            assert.equal(title, "Scot Logic Blog");
        };
    });

Although we’re clearly asserting on the title of the blog, that assertion is only executed once WebdriverJS has retrieved the title from the browser window, and we observed that the browser never appeared. The issue is that our testrunner has no idea that we want to wait for a browser to appear, as the interactions with the browser are non-blocking, remember?

So how do we tell the testrunner to wait for a result? In this case, mocha is Promise-aware so we can simple return that Promise from our test and rerun the test:

    it("The title is 'Scott Logic Blog'", function() {
        // Since we want the title from the page, we need to manually handle the Promise
        return driver.getTitle().then(function(title) {
            assert.equal(title, "Scot Logic Blog");
        };
    });
    1) Demonstrating webdriver promises The title is 'Scott Logic Blog':
       AssertionError: expected 'Scott Logic Blog' to equal 'Scot Logic Blog'

Well, well! Our passing test was doubly wrong! After a bit of correcting, we have this passing test, which does wait for a browser to appear and asserts correctly on the title:

    it("The title is 'Scott Logic Blog'", function() {
        // Since we want the title from the page, we need to manually handle the Promise
        return driver.getTitle().then(function(title) {
            assert.equal(title, "Scott Logic Blog");
        };
    });

It’s still not quite right, however, as the browser is left open after the test has completed despite the call to quit in the after block. By this point it probably won’t surprise you to learn that it’s because we’re not returning the Promise to mocha so it doesn’t work as expected. In fact, we’re also not returning the Promise from get either, and if you were to run the test you would see that mocha reports that it block as passed before the browser has appeared.

Broken Promises

These false positives are a problem I have with using WebDriverJS. It is very easy to miss out a return and leave yourself with a bug-in-waiting, or a mysteriously passing test.
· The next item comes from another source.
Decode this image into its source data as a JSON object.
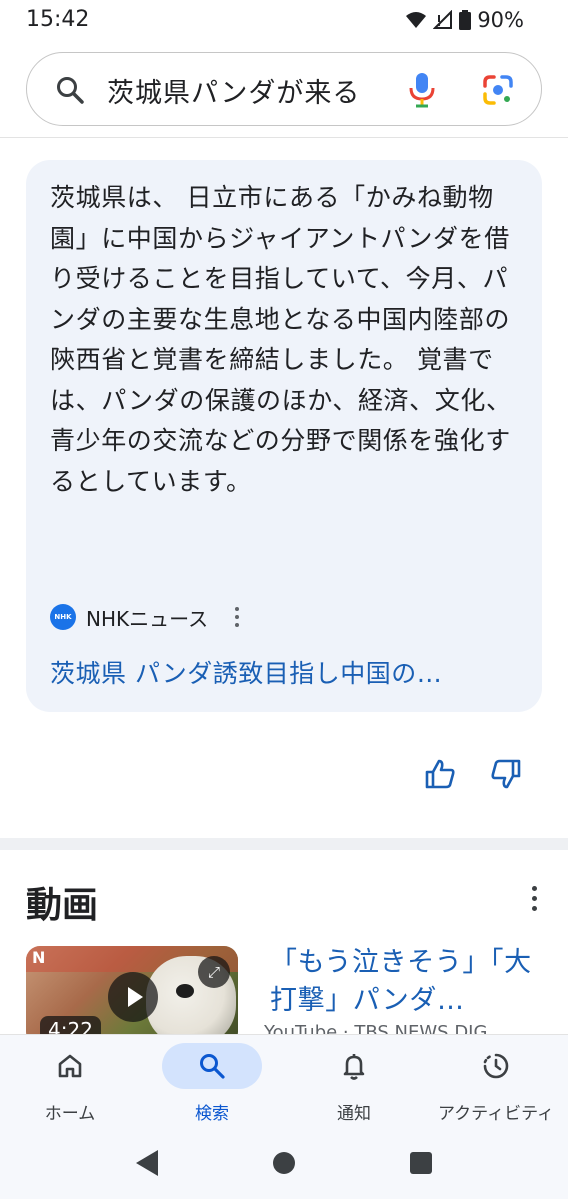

Indeed, the final test is not very different to how we started out; just three return keywords required.

    var webdriver = require("selenium-webdriver");
    var assert = require("chai").assert;

    describe("Demonstrating webdriver promises", function() {
        this.timeout(30000);
        var driver;

        before(function() {
            driver = new webdriver.Builder().withCapabilities(webdriver.Capabilities.chrome()).build();
        });

        after(function() {
            return driver.quit();
        });

        it("I open the blog website", function() {
            return driver.get("http://www.scottlogic.com/blog");
        });

        it("The title is 'Scott Logic Blog'", function() {
            // Since we want the title from the page, we need to manually handle the Promise
            return driver.getTitle().then(function(title) {
                assert.equal(title, "Scot Logic Blog");
            };
        });
    });

The example test above uses a pattern we’ve established to help with broken Promises, which is to separate out each browser interaction into an it block to ensure the spec output appears in sync with what’s happening on screen. We’ve also found that it helps with those pesky intermittent failures that plague browser testing suites, if only to help narrow down which interaction failed.

Possible Improvements

There’s an active project which wraps the Java API in a JavaScript layer in an attempt to avoid issues like this. I have not tried it yet, but if it also brings some of the Java API’s extra methods to my JavaScript testing then it could be a winner.

There is also a chai-as-promised library which could improve readability of our tests, and reduce the need to explicitly drop in and out of then blocks.

Something Of A Conclusion

I can understand why WebdriverJS has gone with Promises; browser interaction is largely asynchronous, especially with modern webapps using AJAX calls as opposed to testing older applications where you could just wait for a browser refresh. However, hiding those Promises away, in my opinion, confuses matters, making it more difficult to get into a flow when writing the tests.

MORE BY ROSS

Keeping Secrets in Docker

Writing a Docker Volume Plugin for S3

blog comments powered by Disqus